● **Dataset records**
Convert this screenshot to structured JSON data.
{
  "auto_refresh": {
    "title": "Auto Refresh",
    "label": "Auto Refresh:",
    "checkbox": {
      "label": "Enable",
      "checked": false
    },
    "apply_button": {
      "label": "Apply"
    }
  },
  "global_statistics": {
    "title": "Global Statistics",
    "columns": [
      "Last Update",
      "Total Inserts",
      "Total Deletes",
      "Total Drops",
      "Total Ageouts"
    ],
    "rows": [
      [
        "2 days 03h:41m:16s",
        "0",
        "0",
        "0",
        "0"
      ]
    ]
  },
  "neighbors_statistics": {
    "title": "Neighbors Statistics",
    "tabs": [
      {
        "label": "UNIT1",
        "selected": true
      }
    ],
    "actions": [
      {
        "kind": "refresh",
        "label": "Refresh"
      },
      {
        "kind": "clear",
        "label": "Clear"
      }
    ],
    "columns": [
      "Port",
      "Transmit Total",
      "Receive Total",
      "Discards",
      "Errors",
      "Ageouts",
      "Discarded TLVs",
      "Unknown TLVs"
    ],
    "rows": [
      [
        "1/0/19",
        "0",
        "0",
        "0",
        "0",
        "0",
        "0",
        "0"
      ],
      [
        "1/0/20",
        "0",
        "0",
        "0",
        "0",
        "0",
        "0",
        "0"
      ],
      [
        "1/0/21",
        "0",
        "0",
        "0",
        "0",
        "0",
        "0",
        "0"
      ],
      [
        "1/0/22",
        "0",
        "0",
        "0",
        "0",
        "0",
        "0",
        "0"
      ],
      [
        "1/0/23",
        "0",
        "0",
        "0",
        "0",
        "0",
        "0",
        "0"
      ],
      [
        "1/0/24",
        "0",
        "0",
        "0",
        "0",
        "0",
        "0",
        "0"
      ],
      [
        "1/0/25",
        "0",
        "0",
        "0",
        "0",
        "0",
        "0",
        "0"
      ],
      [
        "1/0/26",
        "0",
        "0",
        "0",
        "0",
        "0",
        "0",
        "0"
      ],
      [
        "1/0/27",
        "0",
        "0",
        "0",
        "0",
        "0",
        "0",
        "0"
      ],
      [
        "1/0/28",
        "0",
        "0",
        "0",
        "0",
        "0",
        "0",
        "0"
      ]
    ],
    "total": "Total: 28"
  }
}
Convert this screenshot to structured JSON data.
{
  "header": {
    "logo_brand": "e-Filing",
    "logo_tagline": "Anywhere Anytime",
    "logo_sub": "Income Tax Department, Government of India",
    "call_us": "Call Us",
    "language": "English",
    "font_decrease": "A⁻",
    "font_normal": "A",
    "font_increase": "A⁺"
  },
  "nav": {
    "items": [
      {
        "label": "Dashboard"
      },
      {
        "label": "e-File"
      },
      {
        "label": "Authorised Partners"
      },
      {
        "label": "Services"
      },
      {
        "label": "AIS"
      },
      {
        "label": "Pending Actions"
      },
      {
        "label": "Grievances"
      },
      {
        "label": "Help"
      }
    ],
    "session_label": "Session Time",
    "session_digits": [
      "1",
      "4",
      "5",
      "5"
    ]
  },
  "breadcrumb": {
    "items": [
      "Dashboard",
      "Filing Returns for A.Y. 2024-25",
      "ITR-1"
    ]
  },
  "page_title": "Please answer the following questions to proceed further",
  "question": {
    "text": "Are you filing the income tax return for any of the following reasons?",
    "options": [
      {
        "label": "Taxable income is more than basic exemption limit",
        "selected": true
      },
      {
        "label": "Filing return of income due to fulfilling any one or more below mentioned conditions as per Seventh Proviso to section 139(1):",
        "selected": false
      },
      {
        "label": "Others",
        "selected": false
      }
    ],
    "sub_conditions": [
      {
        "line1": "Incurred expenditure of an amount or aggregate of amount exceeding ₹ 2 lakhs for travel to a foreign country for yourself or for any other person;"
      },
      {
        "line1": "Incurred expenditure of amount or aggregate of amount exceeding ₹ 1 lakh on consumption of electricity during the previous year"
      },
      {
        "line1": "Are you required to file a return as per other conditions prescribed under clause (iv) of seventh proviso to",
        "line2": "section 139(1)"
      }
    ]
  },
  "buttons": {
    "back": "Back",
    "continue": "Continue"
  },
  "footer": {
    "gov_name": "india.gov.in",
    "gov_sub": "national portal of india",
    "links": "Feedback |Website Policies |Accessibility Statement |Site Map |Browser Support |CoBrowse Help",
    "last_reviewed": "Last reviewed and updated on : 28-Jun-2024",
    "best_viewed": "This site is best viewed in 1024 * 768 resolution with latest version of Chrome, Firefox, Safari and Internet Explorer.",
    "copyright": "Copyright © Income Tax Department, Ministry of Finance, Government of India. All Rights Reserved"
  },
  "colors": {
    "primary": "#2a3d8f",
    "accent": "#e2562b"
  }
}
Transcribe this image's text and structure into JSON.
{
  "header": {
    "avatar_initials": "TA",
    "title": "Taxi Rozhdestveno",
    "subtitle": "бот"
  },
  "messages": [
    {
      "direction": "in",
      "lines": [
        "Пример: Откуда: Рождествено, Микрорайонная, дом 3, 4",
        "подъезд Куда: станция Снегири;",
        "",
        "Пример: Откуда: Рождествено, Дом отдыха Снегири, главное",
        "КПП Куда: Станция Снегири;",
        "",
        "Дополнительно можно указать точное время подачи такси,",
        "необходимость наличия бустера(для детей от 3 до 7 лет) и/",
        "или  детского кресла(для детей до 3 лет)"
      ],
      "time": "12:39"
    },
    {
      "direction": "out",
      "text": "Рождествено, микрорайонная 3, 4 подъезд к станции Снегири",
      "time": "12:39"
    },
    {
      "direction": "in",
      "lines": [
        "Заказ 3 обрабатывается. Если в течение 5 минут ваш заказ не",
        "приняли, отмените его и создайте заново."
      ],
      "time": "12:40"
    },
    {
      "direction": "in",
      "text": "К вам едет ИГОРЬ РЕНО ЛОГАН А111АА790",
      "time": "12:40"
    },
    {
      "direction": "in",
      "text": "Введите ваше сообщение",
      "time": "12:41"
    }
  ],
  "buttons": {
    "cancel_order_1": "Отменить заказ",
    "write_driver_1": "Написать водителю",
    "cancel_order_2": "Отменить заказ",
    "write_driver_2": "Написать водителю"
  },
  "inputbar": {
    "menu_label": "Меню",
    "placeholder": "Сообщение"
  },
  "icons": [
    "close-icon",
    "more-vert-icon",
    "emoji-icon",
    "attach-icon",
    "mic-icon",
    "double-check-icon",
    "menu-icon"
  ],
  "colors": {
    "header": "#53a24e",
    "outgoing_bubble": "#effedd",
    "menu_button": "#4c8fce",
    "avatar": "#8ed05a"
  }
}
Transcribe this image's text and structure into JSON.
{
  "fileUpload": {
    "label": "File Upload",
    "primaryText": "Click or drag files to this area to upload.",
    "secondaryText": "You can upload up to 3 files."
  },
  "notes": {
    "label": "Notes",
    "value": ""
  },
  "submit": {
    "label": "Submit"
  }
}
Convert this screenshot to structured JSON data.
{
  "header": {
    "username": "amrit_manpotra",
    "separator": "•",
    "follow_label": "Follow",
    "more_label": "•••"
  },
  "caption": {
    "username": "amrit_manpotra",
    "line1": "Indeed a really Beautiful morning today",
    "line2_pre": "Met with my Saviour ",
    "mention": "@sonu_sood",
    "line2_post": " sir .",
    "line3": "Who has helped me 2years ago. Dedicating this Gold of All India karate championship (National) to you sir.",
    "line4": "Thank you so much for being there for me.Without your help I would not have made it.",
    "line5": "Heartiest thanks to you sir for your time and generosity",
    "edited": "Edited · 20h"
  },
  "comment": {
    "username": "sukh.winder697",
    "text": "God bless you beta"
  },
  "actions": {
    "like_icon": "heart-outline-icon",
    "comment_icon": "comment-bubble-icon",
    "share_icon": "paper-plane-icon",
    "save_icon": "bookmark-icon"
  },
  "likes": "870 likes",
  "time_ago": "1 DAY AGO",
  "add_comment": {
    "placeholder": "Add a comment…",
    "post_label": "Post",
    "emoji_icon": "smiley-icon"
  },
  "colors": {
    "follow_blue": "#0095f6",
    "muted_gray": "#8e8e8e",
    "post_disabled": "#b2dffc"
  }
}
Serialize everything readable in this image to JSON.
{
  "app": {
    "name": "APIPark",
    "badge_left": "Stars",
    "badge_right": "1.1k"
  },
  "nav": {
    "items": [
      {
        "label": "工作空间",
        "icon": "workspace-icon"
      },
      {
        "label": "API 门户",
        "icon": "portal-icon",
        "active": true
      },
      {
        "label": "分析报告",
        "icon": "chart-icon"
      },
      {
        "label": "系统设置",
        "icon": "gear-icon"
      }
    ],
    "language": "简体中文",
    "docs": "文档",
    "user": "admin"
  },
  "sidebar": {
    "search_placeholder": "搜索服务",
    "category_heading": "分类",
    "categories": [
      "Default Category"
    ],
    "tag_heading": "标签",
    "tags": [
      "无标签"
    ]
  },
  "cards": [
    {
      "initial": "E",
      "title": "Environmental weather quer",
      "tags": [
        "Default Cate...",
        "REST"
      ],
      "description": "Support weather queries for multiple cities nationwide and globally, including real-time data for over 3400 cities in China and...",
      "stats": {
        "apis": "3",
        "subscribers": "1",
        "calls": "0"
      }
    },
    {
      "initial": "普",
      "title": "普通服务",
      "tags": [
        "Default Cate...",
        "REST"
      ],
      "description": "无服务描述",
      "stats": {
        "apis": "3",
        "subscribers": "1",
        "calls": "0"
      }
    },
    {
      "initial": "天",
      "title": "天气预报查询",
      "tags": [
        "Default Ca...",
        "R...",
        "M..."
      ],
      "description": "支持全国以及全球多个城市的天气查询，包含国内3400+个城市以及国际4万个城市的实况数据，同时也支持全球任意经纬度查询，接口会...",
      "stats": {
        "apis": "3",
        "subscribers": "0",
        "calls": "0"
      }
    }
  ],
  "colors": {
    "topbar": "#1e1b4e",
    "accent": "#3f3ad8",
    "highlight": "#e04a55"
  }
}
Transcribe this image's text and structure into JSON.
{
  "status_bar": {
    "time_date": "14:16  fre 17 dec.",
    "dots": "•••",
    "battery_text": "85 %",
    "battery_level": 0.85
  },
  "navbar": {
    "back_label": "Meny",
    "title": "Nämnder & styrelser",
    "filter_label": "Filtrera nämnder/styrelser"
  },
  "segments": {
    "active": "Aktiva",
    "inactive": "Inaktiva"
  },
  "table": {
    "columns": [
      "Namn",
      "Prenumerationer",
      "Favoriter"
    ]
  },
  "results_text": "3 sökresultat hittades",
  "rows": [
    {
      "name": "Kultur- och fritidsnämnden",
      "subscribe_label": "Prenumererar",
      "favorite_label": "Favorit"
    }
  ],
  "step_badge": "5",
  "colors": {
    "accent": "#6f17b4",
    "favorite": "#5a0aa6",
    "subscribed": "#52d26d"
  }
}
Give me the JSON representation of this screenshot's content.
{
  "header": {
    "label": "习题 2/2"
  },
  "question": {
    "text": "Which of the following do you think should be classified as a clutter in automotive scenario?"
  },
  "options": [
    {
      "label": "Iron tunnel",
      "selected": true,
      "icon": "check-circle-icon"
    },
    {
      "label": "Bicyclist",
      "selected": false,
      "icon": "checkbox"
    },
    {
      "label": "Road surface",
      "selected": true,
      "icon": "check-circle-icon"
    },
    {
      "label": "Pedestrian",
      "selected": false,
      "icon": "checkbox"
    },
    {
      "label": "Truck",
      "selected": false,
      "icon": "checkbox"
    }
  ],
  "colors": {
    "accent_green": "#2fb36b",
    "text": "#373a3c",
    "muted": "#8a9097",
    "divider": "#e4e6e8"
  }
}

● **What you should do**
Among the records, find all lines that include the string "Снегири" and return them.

● **Answer for this exercise**
        "подъезд Куда: станция Снегири;",
        "Пример: Откуда: Рождествено, Дом отдыха Снегири, главное",
        "КПП Куда: Станция Снегири;",
      "text": "Рождествено, микрорайонная 3, 4 подъезд к станции Снегири",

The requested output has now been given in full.